*Input material*.
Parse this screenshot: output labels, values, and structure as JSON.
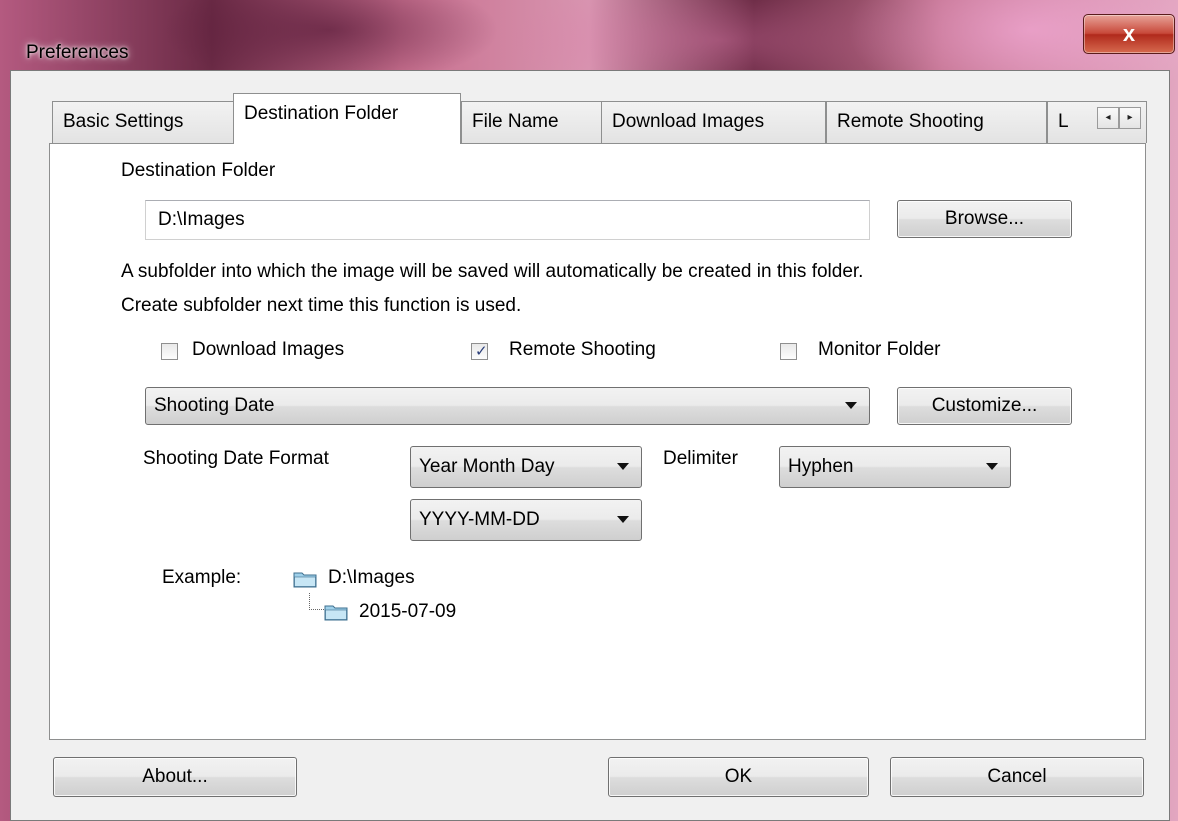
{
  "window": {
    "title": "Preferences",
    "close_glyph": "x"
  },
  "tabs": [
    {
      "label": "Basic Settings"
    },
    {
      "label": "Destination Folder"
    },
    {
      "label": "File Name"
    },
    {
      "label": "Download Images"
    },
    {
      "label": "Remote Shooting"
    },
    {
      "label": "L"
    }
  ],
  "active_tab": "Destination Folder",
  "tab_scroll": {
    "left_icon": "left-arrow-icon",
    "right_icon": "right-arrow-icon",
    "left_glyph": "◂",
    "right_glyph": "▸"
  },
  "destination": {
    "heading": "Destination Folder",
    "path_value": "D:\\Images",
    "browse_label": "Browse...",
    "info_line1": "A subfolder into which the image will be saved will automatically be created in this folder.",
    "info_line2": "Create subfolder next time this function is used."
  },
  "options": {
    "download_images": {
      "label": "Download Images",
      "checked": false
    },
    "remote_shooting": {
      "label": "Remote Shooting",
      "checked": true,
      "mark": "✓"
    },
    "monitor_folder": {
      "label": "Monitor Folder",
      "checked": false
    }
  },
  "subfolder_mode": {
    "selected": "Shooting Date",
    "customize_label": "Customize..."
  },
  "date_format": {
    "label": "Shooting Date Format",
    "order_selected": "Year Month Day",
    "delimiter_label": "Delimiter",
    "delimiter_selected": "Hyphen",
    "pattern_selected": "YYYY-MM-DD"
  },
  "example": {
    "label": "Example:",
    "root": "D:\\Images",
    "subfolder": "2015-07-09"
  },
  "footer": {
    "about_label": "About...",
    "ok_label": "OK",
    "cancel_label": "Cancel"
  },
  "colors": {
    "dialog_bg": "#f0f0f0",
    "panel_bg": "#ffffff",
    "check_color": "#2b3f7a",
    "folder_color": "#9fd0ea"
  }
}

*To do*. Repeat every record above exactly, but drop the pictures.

*Output below*.
Parse this screenshot: output labels, values, and structure as JSON.
{
  "window": {
    "title": "Preferences",
    "close_glyph": "x"
  },
  "tabs": [
    {
      "label": "Basic Settings"
    },
    {
      "label": "Destination Folder"
    },
    {
      "label": "File Name"
    },
    {
      "label": "Download Images"
    },
    {
      "label": "Remote Shooting"
    },
    {
      "label": "L"
    }
  ],
  "active_tab": "Destination Folder",
  "tab_scroll": {
    "left_icon": "left-arrow-icon",
    "right_icon": "right-arrow-icon",
    "left_glyph": "◂",
    "right_glyph": "▸"
  },
  "destination": {
    "heading": "Destination Folder",
    "path_value": "D:\\Images",
    "browse_label": "Browse...",
    "info_line1": "A subfolder into which the image will be saved will automatically be created in this folder.",
    "info_line2": "Create subfolder next time this function is used."
  },
  "options": {
    "download_images": {
      "label": "Download Images",
      "checked": false
    },
    "remote_shooting": {
      "label": "Remote Shooting",
      "checked": true,
      "mark": "✓"
    },
    "monitor_folder": {
      "label": "Monitor Folder",
      "checked": false
    }
  },
  "subfolder_mode": {
    "selected": "Shooting Date",
    "customize_label": "Customize..."
  },
  "date_format": {
    "label": "Shooting Date Format",
    "order_selected": "Year Month Day",
    "delimiter_label": "Delimiter",
    "delimiter_selected": "Hyphen",
    "pattern_selected": "YYYY-MM-DD"
  },
  "example": {
    "label": "Example:",
    "root": "D:\\Images",
    "subfolder": "2015-07-09"
  },
  "footer": {
    "about_label": "About...",
    "ok_label": "OK",
    "cancel_label": "Cancel"
  },
  "colors": {
    "dialog_bg": "#f0f0f0",
    "panel_bg": "#ffffff",
    "check_color": "#2b3f7a",
    "folder_color": "#9fd0ea"
  }
}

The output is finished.